Just go back a few pages and you will find Srai and yours truly detailing what is planned for this decade and the whole Pipavav story.


Consequently, it currently has over 40 warships on order at Indian shipyards, which include the Rs 23,562-crore project for six Scorpene submarines at Mazagon Docks Limited (MDL) in Mumbai and the 40,000-tonne indigenous aircraft carrier being built at the Cochin Shipyard.

Then, of course, there is the ongoing refit of the 44,570-tonne Admiral Gorshkov or INS Vikramditya for $2.33 billion as well as construction of three additional Talwar-class stealth frigates (Teg, Tarkash, Trikhand) for around Rs 6,000 crore in Russia.

The Cabinet Committee on Security last month also cleared the Rs 35,000-crore construction of four guided missile stealth destroyers at MDL after the three Kolkata class 6,700-tonne destroyers already being constructed there are finally delivered in 2012-2014. The government has also cleared the Rs 45,000-crore construction of seven more stealth frigates at MDL and GRSE (Kolkata).

The biggest programme, of course, will be the over Rs 50,000-crore `Project-75-India' to acquire six new generation stealth submarines, equipped with tube-launched missiles and air-independent propulsion, but it is still two years away from being finalised.

http://timesofindia.indiatimes.com/indi ... z1AovanQCm

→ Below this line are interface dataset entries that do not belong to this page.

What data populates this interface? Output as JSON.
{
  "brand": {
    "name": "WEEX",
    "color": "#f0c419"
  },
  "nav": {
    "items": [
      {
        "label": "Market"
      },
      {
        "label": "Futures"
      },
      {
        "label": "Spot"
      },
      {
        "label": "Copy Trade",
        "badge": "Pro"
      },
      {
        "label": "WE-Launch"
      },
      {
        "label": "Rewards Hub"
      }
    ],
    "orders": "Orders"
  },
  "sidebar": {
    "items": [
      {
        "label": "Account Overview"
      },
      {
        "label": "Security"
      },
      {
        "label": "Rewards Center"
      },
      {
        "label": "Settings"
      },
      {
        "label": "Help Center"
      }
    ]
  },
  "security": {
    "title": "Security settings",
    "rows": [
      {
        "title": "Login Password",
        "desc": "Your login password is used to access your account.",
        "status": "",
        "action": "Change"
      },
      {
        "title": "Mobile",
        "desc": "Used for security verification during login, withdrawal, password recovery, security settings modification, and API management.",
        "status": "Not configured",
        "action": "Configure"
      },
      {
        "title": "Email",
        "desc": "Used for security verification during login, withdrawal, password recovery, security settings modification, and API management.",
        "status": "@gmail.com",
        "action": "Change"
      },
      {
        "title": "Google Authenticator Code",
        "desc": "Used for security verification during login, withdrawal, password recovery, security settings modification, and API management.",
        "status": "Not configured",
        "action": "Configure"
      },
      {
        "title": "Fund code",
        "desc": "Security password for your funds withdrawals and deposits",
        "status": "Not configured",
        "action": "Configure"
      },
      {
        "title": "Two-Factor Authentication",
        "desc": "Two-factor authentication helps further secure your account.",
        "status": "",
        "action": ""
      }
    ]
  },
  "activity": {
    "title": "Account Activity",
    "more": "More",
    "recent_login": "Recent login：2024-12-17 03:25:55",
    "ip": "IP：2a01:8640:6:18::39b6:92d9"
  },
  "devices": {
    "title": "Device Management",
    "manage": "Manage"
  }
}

Return to “Trash Can Archive”

Who is online

Users browsing this forum: No registered users and 20 guests